Wednesday July 04, 2018 from 14:30 to 16:00
As the discrepancy between demand and supply in organ transplantation continues to increase, organs that have previously not been accepted for transplantation need to be considered. Older organs may not only have an inferior quality, they also have a compromised repair capacity. Moreover, the transplantation of older organs has been linked to augmented alloimmune responses. Nevertheless, older organs can be successfully used for transplantation in selected patients. Novel preservation methods and treatments may be particularly relevant for older organs allowing the assessment of organ quality and potentially help repairing injury.
Older recipients appear particularly prone in accumulating co-morbidities while waiting for a transplant. Thus, transplanting older patients early even with a less than optimal (older) organ appears advantageous. Traditionally, older transplant recipients have been excluded from immunosuppressive trials.

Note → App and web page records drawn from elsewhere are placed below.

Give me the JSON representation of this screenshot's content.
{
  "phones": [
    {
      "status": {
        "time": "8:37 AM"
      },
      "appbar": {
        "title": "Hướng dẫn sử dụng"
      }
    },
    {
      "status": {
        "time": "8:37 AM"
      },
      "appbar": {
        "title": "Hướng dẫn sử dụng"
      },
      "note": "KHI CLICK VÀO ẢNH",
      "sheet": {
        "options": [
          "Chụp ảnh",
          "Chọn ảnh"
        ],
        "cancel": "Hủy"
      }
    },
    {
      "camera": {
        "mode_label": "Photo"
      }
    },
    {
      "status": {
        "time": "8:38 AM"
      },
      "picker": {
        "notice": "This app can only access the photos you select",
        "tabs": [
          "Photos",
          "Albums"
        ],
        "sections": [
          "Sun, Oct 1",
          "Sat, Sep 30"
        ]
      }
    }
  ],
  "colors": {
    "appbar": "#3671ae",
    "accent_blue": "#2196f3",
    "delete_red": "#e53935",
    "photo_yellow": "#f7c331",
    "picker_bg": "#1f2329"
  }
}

Notably, immunosuppressants, appear to work differently in older recipients necessitating not only different dosages but also considering an age-specific immunosuppression.